Line filter on the word "this": copy each matching line from the entries.
....
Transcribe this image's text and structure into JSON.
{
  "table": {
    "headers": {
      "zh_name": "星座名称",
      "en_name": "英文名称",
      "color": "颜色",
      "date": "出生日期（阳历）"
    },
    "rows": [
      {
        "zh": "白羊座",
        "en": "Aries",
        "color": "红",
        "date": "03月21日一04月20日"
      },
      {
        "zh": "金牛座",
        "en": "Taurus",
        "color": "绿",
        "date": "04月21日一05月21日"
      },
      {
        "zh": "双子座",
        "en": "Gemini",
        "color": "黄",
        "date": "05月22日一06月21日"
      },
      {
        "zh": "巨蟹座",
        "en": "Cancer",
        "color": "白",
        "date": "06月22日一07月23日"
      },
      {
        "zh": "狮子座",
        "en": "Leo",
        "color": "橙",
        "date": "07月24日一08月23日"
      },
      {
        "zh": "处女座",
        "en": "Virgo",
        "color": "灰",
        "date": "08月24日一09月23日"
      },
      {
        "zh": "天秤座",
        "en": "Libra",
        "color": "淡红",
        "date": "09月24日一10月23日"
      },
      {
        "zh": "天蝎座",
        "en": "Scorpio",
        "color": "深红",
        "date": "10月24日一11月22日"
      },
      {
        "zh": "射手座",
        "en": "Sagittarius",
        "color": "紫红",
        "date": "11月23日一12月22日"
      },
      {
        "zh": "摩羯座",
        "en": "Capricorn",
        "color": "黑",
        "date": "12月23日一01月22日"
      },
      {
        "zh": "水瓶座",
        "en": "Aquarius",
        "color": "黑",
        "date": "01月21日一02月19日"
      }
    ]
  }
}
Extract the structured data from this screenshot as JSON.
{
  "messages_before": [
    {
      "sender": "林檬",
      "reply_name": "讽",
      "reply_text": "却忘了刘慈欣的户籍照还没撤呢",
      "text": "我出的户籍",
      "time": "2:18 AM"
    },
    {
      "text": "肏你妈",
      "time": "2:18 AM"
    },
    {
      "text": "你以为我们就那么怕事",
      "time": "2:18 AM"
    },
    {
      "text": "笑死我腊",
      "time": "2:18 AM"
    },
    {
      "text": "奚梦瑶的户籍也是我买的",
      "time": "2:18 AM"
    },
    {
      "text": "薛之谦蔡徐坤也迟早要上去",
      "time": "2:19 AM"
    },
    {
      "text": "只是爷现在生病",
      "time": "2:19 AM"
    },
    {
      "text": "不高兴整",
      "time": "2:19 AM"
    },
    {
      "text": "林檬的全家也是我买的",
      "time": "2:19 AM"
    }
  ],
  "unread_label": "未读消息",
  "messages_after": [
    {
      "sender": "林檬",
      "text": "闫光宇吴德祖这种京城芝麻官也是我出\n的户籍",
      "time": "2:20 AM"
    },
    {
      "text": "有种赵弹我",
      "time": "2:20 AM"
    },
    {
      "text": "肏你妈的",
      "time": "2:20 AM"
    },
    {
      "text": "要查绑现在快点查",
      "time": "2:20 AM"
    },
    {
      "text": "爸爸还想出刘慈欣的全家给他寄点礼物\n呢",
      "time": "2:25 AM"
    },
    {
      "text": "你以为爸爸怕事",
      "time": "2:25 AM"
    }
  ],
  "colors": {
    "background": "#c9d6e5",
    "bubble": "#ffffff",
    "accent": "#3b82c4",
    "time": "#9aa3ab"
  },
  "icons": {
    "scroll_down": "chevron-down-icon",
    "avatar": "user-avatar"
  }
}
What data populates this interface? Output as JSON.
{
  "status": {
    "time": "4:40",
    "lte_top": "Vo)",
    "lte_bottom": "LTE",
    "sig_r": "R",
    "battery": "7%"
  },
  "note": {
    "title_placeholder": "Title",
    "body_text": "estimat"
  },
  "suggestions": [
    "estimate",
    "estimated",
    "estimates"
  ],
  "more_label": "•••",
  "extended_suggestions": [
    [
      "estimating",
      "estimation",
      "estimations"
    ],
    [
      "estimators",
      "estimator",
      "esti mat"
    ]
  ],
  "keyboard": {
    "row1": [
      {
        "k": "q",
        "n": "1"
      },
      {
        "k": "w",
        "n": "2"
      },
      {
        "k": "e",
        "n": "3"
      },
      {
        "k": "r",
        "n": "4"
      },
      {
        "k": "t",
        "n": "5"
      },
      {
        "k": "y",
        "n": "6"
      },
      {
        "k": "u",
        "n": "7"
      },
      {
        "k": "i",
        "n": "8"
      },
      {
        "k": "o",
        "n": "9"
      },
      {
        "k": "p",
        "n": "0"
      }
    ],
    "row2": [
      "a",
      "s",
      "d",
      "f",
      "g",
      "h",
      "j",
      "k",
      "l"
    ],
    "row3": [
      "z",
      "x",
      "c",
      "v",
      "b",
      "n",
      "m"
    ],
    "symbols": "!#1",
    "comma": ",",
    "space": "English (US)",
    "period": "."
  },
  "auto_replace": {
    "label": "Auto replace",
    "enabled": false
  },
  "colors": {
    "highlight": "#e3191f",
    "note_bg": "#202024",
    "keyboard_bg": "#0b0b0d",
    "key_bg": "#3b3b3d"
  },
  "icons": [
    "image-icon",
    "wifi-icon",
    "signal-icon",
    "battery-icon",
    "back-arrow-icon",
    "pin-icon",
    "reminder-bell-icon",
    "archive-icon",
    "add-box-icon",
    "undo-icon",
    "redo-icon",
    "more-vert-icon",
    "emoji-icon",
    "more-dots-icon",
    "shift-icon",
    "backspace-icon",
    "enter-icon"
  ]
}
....
Output of the task>
Transcribe this image's text and structure into JSON.
Extract the structured data from this screenshot as JSON.
What data populates this interface? Output as JSON.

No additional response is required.